*** Opening of Input records ***

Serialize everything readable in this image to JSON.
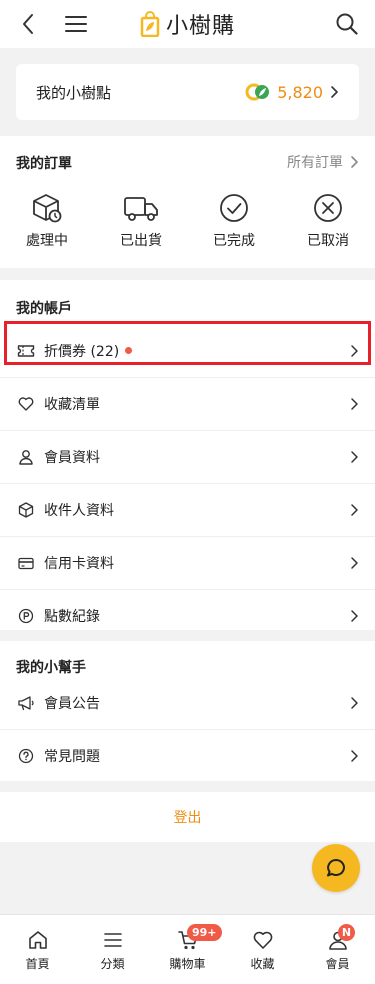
{
  "header": {
    "logo_text": "小樹購"
  },
  "points": {
    "title": "我的小樹點",
    "value": "5,820"
  },
  "orders": {
    "title": "我的訂單",
    "all_label": "所有訂單",
    "items": [
      {
        "label": "處理中",
        "icon": "box-clock-icon"
      },
      {
        "label": "已出貨",
        "icon": "truck-icon"
      },
      {
        "label": "已完成",
        "icon": "check-circle-icon"
      },
      {
        "label": "已取消",
        "icon": "x-circle-icon"
      }
    ]
  },
  "account": {
    "title": "我的帳戶",
    "items": [
      {
        "label": "折價券 (22)",
        "icon": "ticket-icon"
      },
      {
        "label": "收藏清單",
        "icon": "heart-icon"
      },
      {
        "label": "會員資料",
        "icon": "user-icon"
      },
      {
        "label": "收件人資料",
        "icon": "package-icon"
      },
      {
        "label": "信用卡資料",
        "icon": "credit-card-icon"
      },
      {
        "label": "點數紀錄",
        "icon": "p-coin-icon"
      }
    ]
  },
  "helper": {
    "title": "我的小幫手",
    "items": [
      {
        "label": "會員公告",
        "icon": "megaphone-icon"
      },
      {
        "label": "常見問題",
        "icon": "question-circle-icon"
      }
    ]
  },
  "logout_label": "登出",
  "bottom_nav": {
    "items": [
      {
        "label": "首頁",
        "icon": "home-icon"
      },
      {
        "label": "分類",
        "icon": "list-icon"
      },
      {
        "label": "購物車",
        "icon": "cart-icon",
        "badge": "99+"
      },
      {
        "label": "收藏",
        "icon": "heart-icon"
      },
      {
        "label": "會員",
        "icon": "member-icon",
        "badge": "N"
      }
    ]
  },
  "colors": {
    "accent": "#f08c12",
    "badge": "#f05a46",
    "highlight": "#e8202a",
    "fab": "#f6b820"
  }
}
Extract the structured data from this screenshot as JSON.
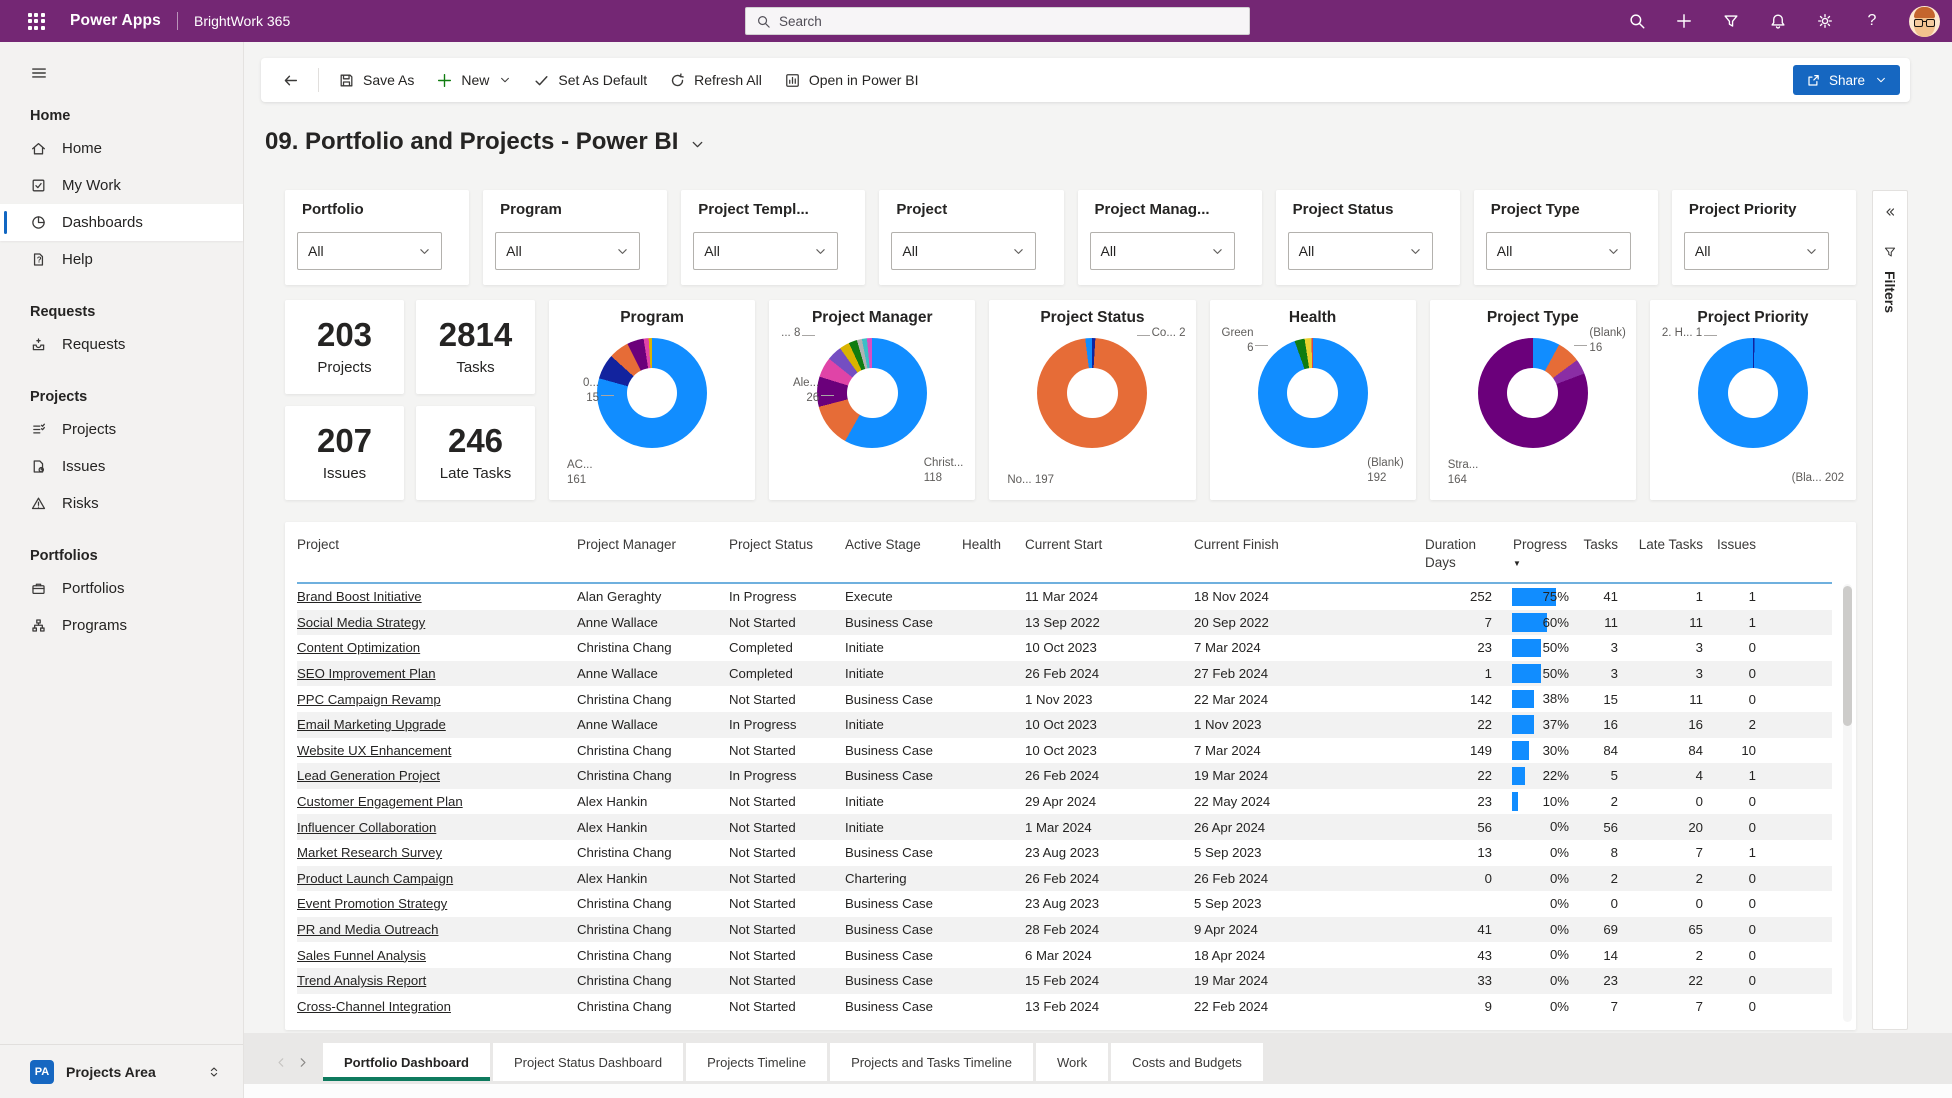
{
  "topbar": {
    "app_name": "Power Apps",
    "environment": "BrightWork 365",
    "search_placeholder": "Search",
    "icons": [
      "search-icon",
      "add-icon",
      "filter-icon",
      "notifications-icon",
      "settings-icon",
      "help-icon",
      "avatar"
    ]
  },
  "sidebar": {
    "groups": [
      {
        "header": "Home",
        "items": [
          {
            "icon": "home-icon",
            "label": "Home",
            "active": false
          },
          {
            "icon": "my-work-icon",
            "label": "My Work",
            "active": false
          },
          {
            "icon": "dashboards-icon",
            "label": "Dashboards",
            "active": true
          },
          {
            "icon": "help-icon",
            "label": "Help",
            "active": false
          }
        ]
      },
      {
        "header": "Requests",
        "items": [
          {
            "icon": "requests-icon",
            "label": "Requests",
            "active": false
          }
        ]
      },
      {
        "header": "Projects",
        "items": [
          {
            "icon": "projects-icon",
            "label": "Projects",
            "active": false
          },
          {
            "icon": "issues-icon",
            "label": "Issues",
            "active": false
          },
          {
            "icon": "risks-icon",
            "label": "Risks",
            "active": false
          }
        ]
      },
      {
        "header": "Portfolios",
        "items": [
          {
            "icon": "portfolios-icon",
            "label": "Portfolios",
            "active": false
          },
          {
            "icon": "programs-icon",
            "label": "Programs",
            "active": false
          }
        ]
      }
    ],
    "footer": {
      "badge": "PA",
      "label": "Projects Area"
    }
  },
  "toolbar": {
    "save_as": "Save As",
    "new_label": "New",
    "set_as_default": "Set As Default",
    "refresh_all": "Refresh All",
    "open_in_power_bi": "Open in Power BI",
    "share": "Share"
  },
  "page": {
    "title": "09. Portfolio and Projects - Power BI"
  },
  "filters": [
    {
      "label": "Portfolio",
      "value": "All"
    },
    {
      "label": "Program",
      "value": "All"
    },
    {
      "label": "Project Templ...",
      "value": "All"
    },
    {
      "label": "Project",
      "value": "All"
    },
    {
      "label": "Project Manag...",
      "value": "All"
    },
    {
      "label": "Project Status",
      "value": "All"
    },
    {
      "label": "Project Type",
      "value": "All"
    },
    {
      "label": "Project Priority",
      "value": "All"
    }
  ],
  "kpis": [
    {
      "value": "203",
      "label": "Projects"
    },
    {
      "value": "2814",
      "label": "Tasks"
    },
    {
      "value": "207",
      "label": "Issues"
    },
    {
      "value": "246",
      "label": "Late Tasks"
    }
  ],
  "chart_data": [
    {
      "type": "donut",
      "title": "Program",
      "total": 203,
      "segments": [
        {
          "label": "AC...",
          "value": 161,
          "color": "#118DFF"
        },
        {
          "label": "0...",
          "value": 15,
          "color": "#12239E"
        },
        {
          "label": "",
          "value": 12,
          "color": "#E66C37"
        },
        {
          "label": "",
          "value": 10,
          "color": "#6B007B"
        },
        {
          "label": "",
          "value": 3,
          "color": "#E044A7"
        },
        {
          "label": "",
          "value": 2,
          "color": "#D9B300"
        }
      ],
      "callouts": [
        {
          "lines": [
            "0...",
            "15"
          ],
          "pos": "l"
        },
        {
          "lines": [
            "AC...",
            "161"
          ],
          "pos": "bl"
        }
      ]
    },
    {
      "type": "donut",
      "title": "Project Manager",
      "total": 203,
      "segments": [
        {
          "label": "Christ...",
          "value": 118,
          "color": "#118DFF"
        },
        {
          "label": "Ale...",
          "value": 26,
          "color": "#E66C37"
        },
        {
          "label": "",
          "value": 18,
          "color": "#6B007B"
        },
        {
          "label": "",
          "value": 12,
          "color": "#E044A7"
        },
        {
          "label": "",
          "value": 9,
          "color": "#744EC2"
        },
        {
          "label": "",
          "value": 6,
          "color": "#D9B300"
        },
        {
          "label": "",
          "value": 5,
          "color": "#107C10"
        },
        {
          "label": "",
          "value": 3,
          "color": "#B3B3B3"
        },
        {
          "label": "",
          "value": 3,
          "color": "#3DBFC7"
        },
        {
          "label": "",
          "value": 3,
          "color": "#DB4DC1"
        }
      ],
      "callouts": [
        {
          "lines": [
            "... 8"
          ],
          "pos": "tl"
        },
        {
          "lines": [
            "Ale...",
            "26"
          ],
          "pos": "l"
        },
        {
          "lines": [
            "Christ...",
            "118"
          ],
          "pos": "br"
        }
      ]
    },
    {
      "type": "donut",
      "title": "Project Status",
      "total": 203,
      "segments": [
        {
          "label": "Co...",
          "value": 2,
          "color": "#12239E"
        },
        {
          "label": "No...",
          "value": 197,
          "color": "#E66C37"
        },
        {
          "label": "",
          "value": 4,
          "color": "#118DFF"
        }
      ],
      "callouts": [
        {
          "lines": [
            "Co... 2"
          ],
          "pos": "tr"
        },
        {
          "lines": [
            "No... 197"
          ],
          "pos": "bl"
        }
      ]
    },
    {
      "type": "donut",
      "title": "Health",
      "total": 203,
      "segments": [
        {
          "label": "(Blank)",
          "value": 192,
          "color": "#118DFF"
        },
        {
          "label": "Green",
          "value": 6,
          "color": "#107C10"
        },
        {
          "label": "",
          "value": 4,
          "color": "#EAD130"
        },
        {
          "label": "",
          "value": 1,
          "color": "#D64550"
        }
      ],
      "callouts": [
        {
          "lines": [
            "Green",
            "6"
          ],
          "pos": "tl"
        },
        {
          "lines": [
            "(Blank)",
            "192"
          ],
          "pos": "br"
        }
      ]
    },
    {
      "type": "donut",
      "title": "Project Type",
      "total": 203,
      "segments": [
        {
          "label": "(Blank)",
          "value": 16,
          "color": "#118DFF"
        },
        {
          "label": "",
          "value": 14,
          "color": "#E66C37"
        },
        {
          "label": "",
          "value": 9,
          "color": "#8A2DA5"
        },
        {
          "label": "Stra...",
          "value": 164,
          "color": "#6B007B"
        }
      ],
      "callouts": [
        {
          "lines": [
            "(Blank)",
            "16"
          ],
          "pos": "tr"
        },
        {
          "lines": [
            "Stra...",
            "164"
          ],
          "pos": "bl"
        }
      ]
    },
    {
      "type": "donut",
      "title": "Project Priority",
      "total": 203,
      "segments": [
        {
          "label": "2. H...",
          "value": 1,
          "color": "#12239E"
        },
        {
          "label": "(Bla...",
          "value": 202,
          "color": "#118DFF"
        }
      ],
      "callouts": [
        {
          "lines": [
            "2. H... 1"
          ],
          "pos": "tl"
        },
        {
          "lines": [
            "(Bla... 202"
          ],
          "pos": "br"
        }
      ]
    }
  ],
  "table": {
    "columns": [
      "Project",
      "Project Manager",
      "Project Status",
      "Active Stage",
      "Health",
      "Current Start",
      "Current Finish",
      "Duration Days",
      "Progress",
      "Tasks",
      "Late Tasks",
      "Issues"
    ],
    "sorted_by": "Progress",
    "rows": [
      [
        "Brand Boost Initiative",
        "Alan Geraghty",
        "In Progress",
        "Execute",
        "",
        "11 Mar 2024",
        "18 Nov 2024",
        "252",
        75,
        "41",
        "1",
        "1"
      ],
      [
        "Social Media Strategy",
        "Anne Wallace",
        "Not Started",
        "Business Case",
        "",
        "13 Sep 2022",
        "20 Sep 2022",
        "7",
        60,
        "11",
        "11",
        "1"
      ],
      [
        "Content Optimization",
        "Christina Chang",
        "Completed",
        "Initiate",
        "",
        "10 Oct 2023",
        "7 Mar 2024",
        "23",
        50,
        "3",
        "3",
        "0"
      ],
      [
        "SEO Improvement Plan",
        "Anne Wallace",
        "Completed",
        "Initiate",
        "",
        "26 Feb 2024",
        "27 Feb 2024",
        "1",
        50,
        "3",
        "3",
        "0"
      ],
      [
        "PPC Campaign Revamp",
        "Christina Chang",
        "Not Started",
        "Business Case",
        "",
        "1 Nov 2023",
        "22 Mar 2024",
        "142",
        38,
        "15",
        "11",
        "0"
      ],
      [
        "Email Marketing Upgrade",
        "Anne Wallace",
        "In Progress",
        "Initiate",
        "",
        "10 Oct 2023",
        "1 Nov 2023",
        "22",
        37,
        "16",
        "16",
        "2"
      ],
      [
        "Website UX Enhancement",
        "Christina Chang",
        "Not Started",
        "Business Case",
        "",
        "10 Oct 2023",
        "7 Mar 2024",
        "149",
        30,
        "84",
        "84",
        "10"
      ],
      [
        "Lead Generation Project",
        "Christina Chang",
        "In Progress",
        "Business Case",
        "",
        "26 Feb 2024",
        "19 Mar 2024",
        "22",
        22,
        "5",
        "4",
        "1"
      ],
      [
        "Customer Engagement Plan",
        "Alex Hankin",
        "Not Started",
        "Initiate",
        "",
        "29 Apr 2024",
        "22 May 2024",
        "23",
        10,
        "2",
        "0",
        "0"
      ],
      [
        "Influencer Collaboration",
        "Alex Hankin",
        "Not Started",
        "Initiate",
        "",
        "1 Mar 2024",
        "26 Apr 2024",
        "56",
        0,
        "56",
        "20",
        "0"
      ],
      [
        "Market Research Survey",
        "Christina Chang",
        "Not Started",
        "Business Case",
        "",
        "23 Aug 2023",
        "5 Sep 2023",
        "13",
        0,
        "8",
        "7",
        "1"
      ],
      [
        "Product Launch Campaign",
        "Alex Hankin",
        "Not Started",
        "Chartering",
        "",
        "26 Feb 2024",
        "26 Feb 2024",
        "0",
        0,
        "2",
        "2",
        "0"
      ],
      [
        "Event Promotion Strategy",
        "Christina Chang",
        "Not Started",
        "Business Case",
        "",
        "23 Aug 2023",
        "5 Sep 2023",
        "",
        0,
        "0",
        "0",
        "0"
      ],
      [
        "PR and Media Outreach",
        "Christina Chang",
        "Not Started",
        "Business Case",
        "",
        "28 Feb 2024",
        "9 Apr 2024",
        "41",
        0,
        "69",
        "65",
        "0"
      ],
      [
        "Sales Funnel Analysis",
        "Christina Chang",
        "Not Started",
        "Business Case",
        "",
        "6 Mar 2024",
        "18 Apr 2024",
        "43",
        0,
        "14",
        "2",
        "0"
      ],
      [
        "Trend Analysis Report",
        "Christina Chang",
        "Not Started",
        "Business Case",
        "",
        "15 Feb 2024",
        "19 Mar 2024",
        "33",
        0,
        "23",
        "22",
        "0"
      ],
      [
        "Cross-Channel Integration",
        "Christina Chang",
        "Not Started",
        "Business Case",
        "",
        "13 Feb 2024",
        "22 Feb 2024",
        "9",
        0,
        "7",
        "7",
        "0"
      ]
    ]
  },
  "tabs": {
    "items": [
      {
        "label": "Portfolio Dashboard",
        "active": true
      },
      {
        "label": "Project Status Dashboard",
        "active": false
      },
      {
        "label": "Projects Timeline",
        "active": false
      },
      {
        "label": "Projects and Tasks Timeline",
        "active": false
      },
      {
        "label": "Work",
        "active": false
      },
      {
        "label": "Costs and Budgets",
        "active": false
      }
    ]
  },
  "filters_pane": {
    "label": "Filters"
  }
}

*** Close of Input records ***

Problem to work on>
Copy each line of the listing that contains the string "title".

Answer box>
    "title": "我的小樹點",
    "title": "我的訂單",
    "title": "我的帳戶",
    "title": "我的小幫手",
    "title": "09. Portfolio and Projects - Power BI"
      "title": "Program",
      "title": "Project Manager",
      "title": "Project Status",
      "title": "Health",
      "title": "Project Type",
      "title": "Project Priority",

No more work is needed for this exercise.